It is therefore important to differentiate the grace period from prorogation, which fixes a new term at a later date, preventing compensation. The “period of grace” is also often equated to the judicial term, a suspensive term that the judge grants the debtor to allow him or her to perform his or her obligations after the term has passed. However, not all judicial terms are “periods of grace”. Indeed, the suspensive term set by the judge could simply be a new later term, or he or she could set a term where one had not been set at all. A “period of grace” must be distinguished from the suspensive term, to which the exigibility of a right is subordinated. Although both terms seem similar because the debtor is granted a certain amount of time to perform, the “period of grace” does not produce all the effects of the suspensive condition.
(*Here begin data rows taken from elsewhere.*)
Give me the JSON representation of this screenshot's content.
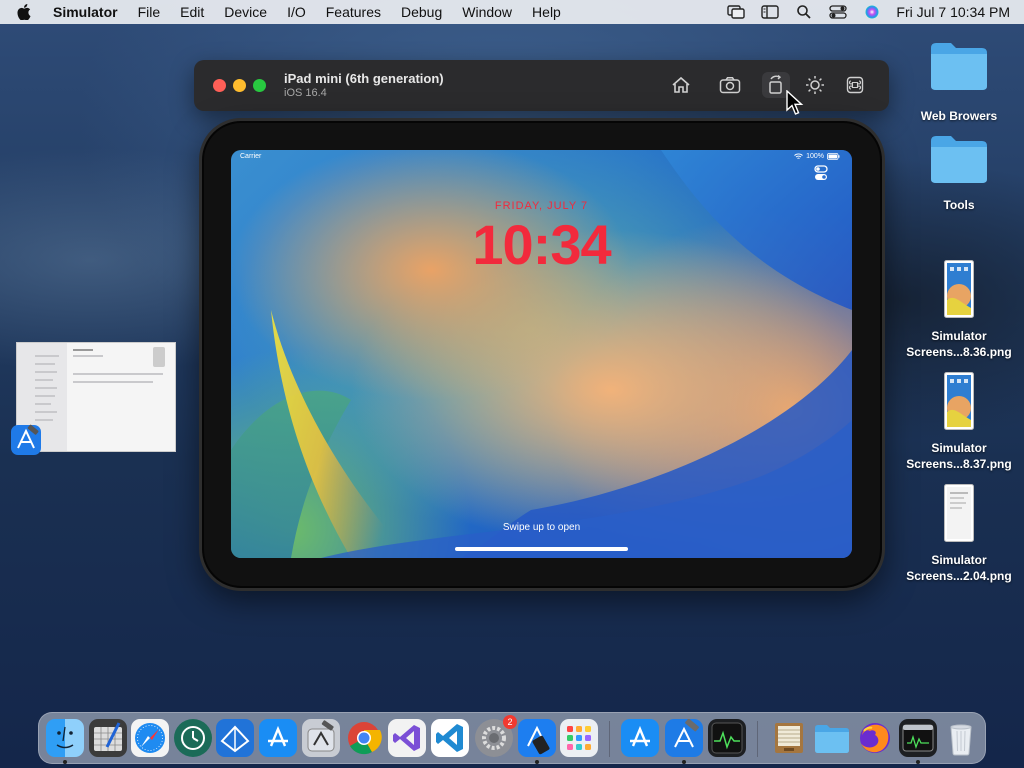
{
  "menubar": {
    "app_name": "Simulator",
    "items": [
      "File",
      "Edit",
      "Device",
      "I/O",
      "Features",
      "Debug",
      "Window",
      "Help"
    ],
    "clock": "Fri Jul 7  10:34 PM"
  },
  "simulator": {
    "device_name": "iPad mini (6th generation)",
    "os_version": "iOS 16.4",
    "toolbar_icons": [
      "home-icon",
      "screenshot-icon",
      "rotate-icon",
      "appearance-icon",
      "keyboard-icon"
    ],
    "screen": {
      "carrier": "Carrier",
      "battery": "100%",
      "date": "FRIDAY, JULY 7",
      "time": "10:34",
      "hint": "Swipe up to open"
    }
  },
  "desktop": {
    "items": [
      {
        "label": "Web Browers"
      },
      {
        "label": "Tools"
      },
      {
        "label_1": "Simulator",
        "label_2": "Screens...8.36.png"
      },
      {
        "label_1": "Simulator",
        "label_2": "Screens...8.37.png"
      },
      {
        "label_1": "Simulator",
        "label_2": "Screens...2.04.png"
      }
    ]
  },
  "dock": {
    "apps": [
      "finder",
      "scripteditor",
      "safari",
      "timemachine",
      "instruments",
      "appstore",
      "xcode-tools",
      "chrome",
      "visualstudio",
      "vscode",
      "systemsettings",
      "simulator",
      "launchpad",
      "appstore-2",
      "xcode",
      "activity-monitor",
      "archive",
      "folder",
      "firefox",
      "console",
      "trash"
    ],
    "settings_badge": "2"
  },
  "colors": {
    "lock_text": "#f22a3c",
    "toolbar_bg": "#2b2b2d"
  }
}
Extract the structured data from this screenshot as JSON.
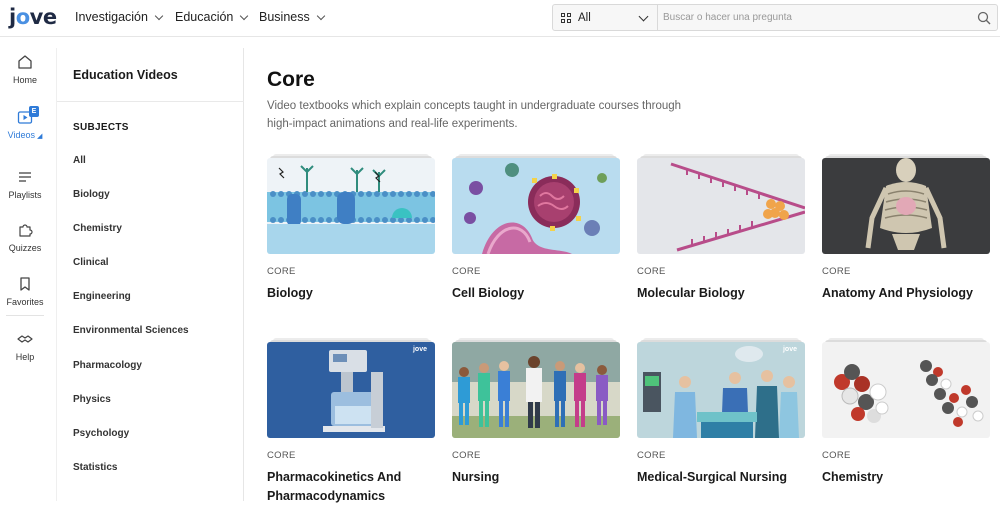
{
  "header": {
    "logo": {
      "prefix": "j",
      "accent": "o",
      "suffix": "ve"
    },
    "nav": [
      {
        "label": "Investigación"
      },
      {
        "label": "Educación"
      },
      {
        "label": "Business"
      }
    ],
    "search": {
      "scope_value": "All",
      "placeholder": "Buscar o hacer una pregunta"
    }
  },
  "rail": {
    "items": [
      {
        "label": "Home",
        "icon": "home-icon"
      },
      {
        "label": "Videos",
        "icon": "video-icon",
        "badge": "E",
        "active": true
      },
      {
        "label": "Playlists",
        "icon": "playlist-icon"
      },
      {
        "label": "Quizzes",
        "icon": "puzzle-icon"
      },
      {
        "label": "Favorites",
        "icon": "bookmark-icon"
      },
      {
        "label": "Help",
        "icon": "handshake-icon"
      }
    ]
  },
  "sidebar": {
    "title": "Education Videos",
    "section_label": "SUBJECTS",
    "items": [
      "All",
      "Biology",
      "Chemistry",
      "Clinical",
      "Engineering",
      "Environmental Sciences",
      "Pharmacology",
      "Physics",
      "Psychology",
      "Statistics"
    ]
  },
  "main": {
    "title": "Core",
    "description": "Video textbooks which explain concepts taught in undergraduate courses through high-impact animations and real-life experiments.",
    "cards": [
      {
        "kicker": "CORE",
        "title": "Biology"
      },
      {
        "kicker": "CORE",
        "title": "Cell Biology"
      },
      {
        "kicker": "CORE",
        "title": "Molecular Biology"
      },
      {
        "kicker": "CORE",
        "title": "Anatomy And Physiology"
      },
      {
        "kicker": "CORE",
        "title": "Pharmacokinetics And Pharmacodynamics"
      },
      {
        "kicker": "CORE",
        "title": "Nursing"
      },
      {
        "kicker": "CORE",
        "title": "Medical-Surgical Nursing"
      },
      {
        "kicker": "CORE",
        "title": "Chemistry"
      }
    ],
    "thumb_watermark": "jove"
  },
  "colors": {
    "accent": "#2f7bd8",
    "logo_text": "#1f2a44"
  }
}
The “period of grace” simply delays the creditor’s recourses to force the execution of the obligation and the obligation remains exigible even after the debtor is granted a “period of grace”. This is unlike the suspensive term where the obligation is not exigible until the term expires.
 Art 1600 CCQ.
 Art 1675 CCQ.
 Bryan A. Garner et al, eds, Black’s Law Dictionary, 9th ed (St. Paul, Minn: Thomson Reuters, 2009) sub verbo “grace period”.
 Jean-Louis Baudouin, Pierre-Gabriel Jobin & Nathalie Vézina, Les obligations, 7thed (Cowansville, Que: Yvon Blais, 2013) at para 1064 [Baudouin & Jobin].
 Compensation refers to the extinguishment of reciprocal debts and obligations (art 1672 CCQ).
 Art 1600 CCQ.
 Baudouin & Jobin, supra note 4.
 France Allard et al, eds, Private Law Dictionary and Bilingual Lexicons: Obligations (Cowansville, Que: Yvon Blais, 2003) sub verbo “judicial term” [Allard].
 Arts 1510, 1512 CCQ.
 Allard, supra note 8 sub verbo “suspensive term”.